What is being asked: The entries follow. Please return all of them exactly.

▽

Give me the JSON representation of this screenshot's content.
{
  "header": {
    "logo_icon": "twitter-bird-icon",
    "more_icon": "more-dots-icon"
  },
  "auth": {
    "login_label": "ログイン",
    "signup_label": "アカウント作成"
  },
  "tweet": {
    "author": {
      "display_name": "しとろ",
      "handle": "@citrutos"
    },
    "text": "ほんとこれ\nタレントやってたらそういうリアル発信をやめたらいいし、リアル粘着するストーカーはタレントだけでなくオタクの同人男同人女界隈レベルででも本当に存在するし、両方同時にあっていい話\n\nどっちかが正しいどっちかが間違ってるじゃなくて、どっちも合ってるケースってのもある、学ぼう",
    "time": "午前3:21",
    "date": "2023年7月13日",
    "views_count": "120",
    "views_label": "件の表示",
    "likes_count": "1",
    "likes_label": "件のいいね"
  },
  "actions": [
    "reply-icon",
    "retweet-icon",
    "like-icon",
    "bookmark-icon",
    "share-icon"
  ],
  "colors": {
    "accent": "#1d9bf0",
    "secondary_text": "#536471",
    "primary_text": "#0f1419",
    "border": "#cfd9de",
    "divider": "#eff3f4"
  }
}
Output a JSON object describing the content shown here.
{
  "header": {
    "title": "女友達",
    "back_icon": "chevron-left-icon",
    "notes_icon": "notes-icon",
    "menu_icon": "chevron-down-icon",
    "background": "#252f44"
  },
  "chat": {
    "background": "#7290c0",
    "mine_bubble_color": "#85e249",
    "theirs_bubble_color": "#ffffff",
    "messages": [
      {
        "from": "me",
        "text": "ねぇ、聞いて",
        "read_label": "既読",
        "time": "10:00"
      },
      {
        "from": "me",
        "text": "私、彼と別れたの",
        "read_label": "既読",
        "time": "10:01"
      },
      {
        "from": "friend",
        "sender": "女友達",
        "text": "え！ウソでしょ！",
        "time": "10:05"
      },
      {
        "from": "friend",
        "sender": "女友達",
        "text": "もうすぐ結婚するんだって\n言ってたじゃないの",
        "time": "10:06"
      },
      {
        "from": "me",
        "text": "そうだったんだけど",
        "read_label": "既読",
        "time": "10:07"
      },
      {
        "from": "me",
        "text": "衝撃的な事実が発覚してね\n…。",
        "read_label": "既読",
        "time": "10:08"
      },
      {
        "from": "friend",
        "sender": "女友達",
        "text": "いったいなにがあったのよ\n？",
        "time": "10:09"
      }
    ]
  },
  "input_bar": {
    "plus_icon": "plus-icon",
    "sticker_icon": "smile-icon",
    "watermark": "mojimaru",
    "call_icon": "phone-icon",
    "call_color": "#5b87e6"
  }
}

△

Answer below:
Give me the JSON representation of this screenshot's content.
{
  "header": {
    "logo_icon": "twitter-bird-icon",
    "more_icon": "more-dots-icon"
  },
  "auth": {
    "login_label": "ログイン",
    "signup_label": "アカウント作成"
  },
  "tweet": {
    "author": {
      "display_name": "しとろ",
      "handle": "@citrutos"
    },
    "text": "ほんとこれ\nタレントやってたらそういうリアル発信をやめたらいいし、リアル粘着するストーカーはタレントだけでなくオタクの同人男同人女界隈レベルででも本当に存在するし、両方同時にあっていい話\n\nどっちかが正しいどっちかが間違ってるじゃなくて、どっちも合ってるケースってのもある、学ぼう",
    "time": "午前3:21",
    "date": "2023年7月13日",
    "views_count": "120",
    "views_label": "件の表示",
    "likes_count": "1",
    "likes_label": "件のいいね"
  },
  "actions": [
    "reply-icon",
    "retweet-icon",
    "like-icon",
    "bookmark-icon",
    "share-icon"
  ],
  "colors": {
    "accent": "#1d9bf0",
    "secondary_text": "#536471",
    "primary_text": "#0f1419",
    "border": "#cfd9de",
    "divider": "#eff3f4"
  }
}
Output a JSON object describing the content shown here.
{
  "header": {
    "title": "女友達",
    "back_icon": "chevron-left-icon",
    "notes_icon": "notes-icon",
    "menu_icon": "chevron-down-icon",
    "background": "#252f44"
  },
  "chat": {
    "background": "#7290c0",
    "mine_bubble_color": "#85e249",
    "theirs_bubble_color": "#ffffff",
    "messages": [
      {
        "from": "me",
        "text": "ねぇ、聞いて",
        "read_label": "既読",
        "time": "10:00"
      },
      {
        "from": "me",
        "text": "私、彼と別れたの",
        "read_label": "既読",
        "time": "10:01"
      },
      {
        "from": "friend",
        "sender": "女友達",
        "text": "え！ウソでしょ！",
        "time": "10:05"
      },
      {
        "from": "friend",
        "sender": "女友達",
        "text": "もうすぐ結婚するんだって\n言ってたじゃないの",
        "time": "10:06"
      },
      {
        "from": "me",
        "text": "そうだったんだけど",
        "read_label": "既読",
        "time": "10:07"
      },
      {
        "from": "me",
        "text": "衝撃的な事実が発覚してね\n…。",
        "read_label": "既読",
        "time": "10:08"
      },
      {
        "from": "friend",
        "sender": "女友達",
        "text": "いったいなにがあったのよ\n？",
        "time": "10:09"
      }
    ]
  },
  "input_bar": {
    "plus_icon": "plus-icon",
    "sticker_icon": "smile-icon",
    "watermark": "mojimaru",
    "call_icon": "phone-icon",
    "call_color": "#5b87e6"
  }
}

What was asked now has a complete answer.